Carnival Supports Crew Members
In a letter provided to guests onboard its ships, Carnival Cruise Line has commented that it is providing support to crew members from Ukraine and Russia. While the letter does not detail how many crew members hail from each country, there are more than 120 countries represented across the Carnival fleet.
“Some of them are directly impacted by Russia’s invasion of Ukraine. We have both Russian and Ukrainian nationals across our fleet – none of whom have anything to do with the invasion, but all of them concerned about their family and friends back home.”
The letter does not outline precisely what support options are being offered, but does state that “we are providing support to those team members impacted, just like we would do so for any team member that is dealing with a personal event or natural disaster back home.”

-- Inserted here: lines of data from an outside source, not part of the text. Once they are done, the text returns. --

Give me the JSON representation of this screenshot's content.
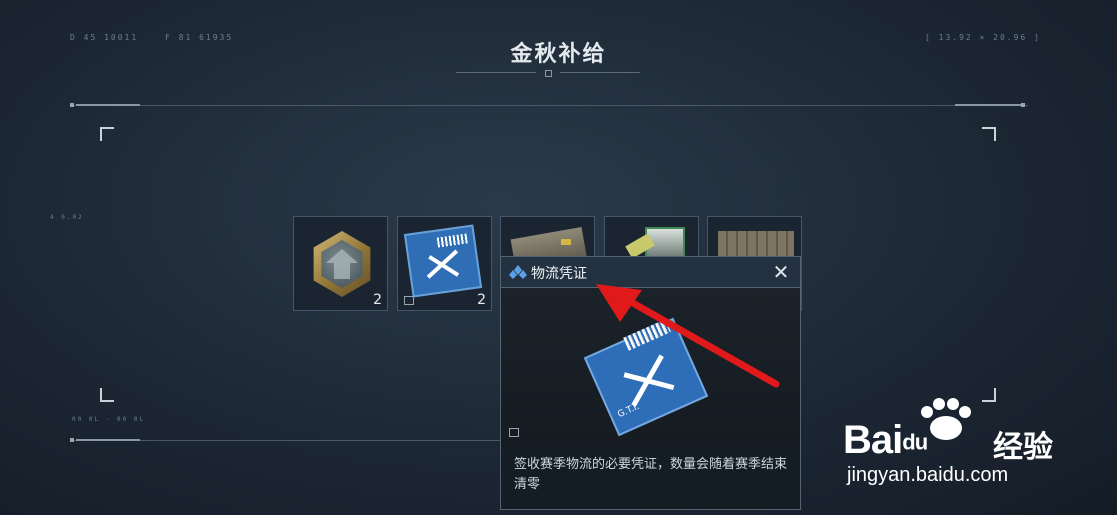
{
  "hud": {
    "top_left_a": "D 45  10011",
    "top_left_b": "F 81  61935",
    "top_right": "[ 13.92 × 20.96 ]",
    "side_left": "4 0.02",
    "bottom_left": "00 0L  ·  00 0L"
  },
  "page": {
    "title": "金秋补给"
  },
  "items": [
    {
      "icon": "medal-icon",
      "qty": "2"
    },
    {
      "icon": "logistics-card-icon",
      "qty": "2"
    },
    {
      "icon": "supply-crate-icon",
      "qty": ""
    },
    {
      "icon": "weapon-parts-icon",
      "qty": ""
    },
    {
      "icon": "ammo-crate-icon",
      "qty": ""
    }
  ],
  "popup": {
    "title": "物流凭证",
    "close_icon": "close-icon",
    "description": "签收赛季物流的必要凭证，数量会随着赛季结束清零",
    "card_label": "G.T.I."
  },
  "watermark": {
    "brand": "Bai",
    "brand_du": "du",
    "product": "经验",
    "url": "jingyan.baidu.com"
  },
  "colors": {
    "background": "#1d2835",
    "popup_header": "#243140",
    "card_blue": "#2e6db8",
    "arrow": "#e01a1a"
  }
}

Measures Carnival has taken in the past include offering facilitated email or phone communication, arranging safer travel plans for crew members ending their contracts, and providing counseling support. It is likely that similar measures are now being offered for both Ukrainian and Russian crew members.
Recently, Royal Caribbean announced similar support measures for its crew members from Russia and Ukraine. Carnival Cruise Line, along with other major and smaller lines, has also begun working to remove Russian ports of call from its itineraries in the coming weeks and months to ensure the safety of guests and crew members.
What Can Cruise Guests Do?
While it may not seem like cruise passengers can do much to help, showing support for Russian and Ukrainian crew members can be done in many ways.
All Carnival team members have their home countries printed on their name tags. Guests who see Russia or Ukraine on a name tag can show support by simply asking the crew member about their family, and listening to their story.
Offering small gestures, such as a sincere thank you, an extra gratuity, or taking steps to make the crew member’s work lighter – such as keeping a stateroom tidy for a Ukrainian or Russian steward – can make a world of difference when a crew member’s personal life may be in turmoil.
Guests can also mention crew members by name in post-cruise surveys, pointing out their exceptional work even while under such devastating personal stress. These surveys, which are emailed to Carnival guests several days after a cruise ends, are used in part to determine crew members’ bonuses and promotions.
Cruise Hive’s thoughts remain with all crew members, from all cruise lines, impacted by this conflict, with hopes for a peaceful resolution and safety for everyone involved.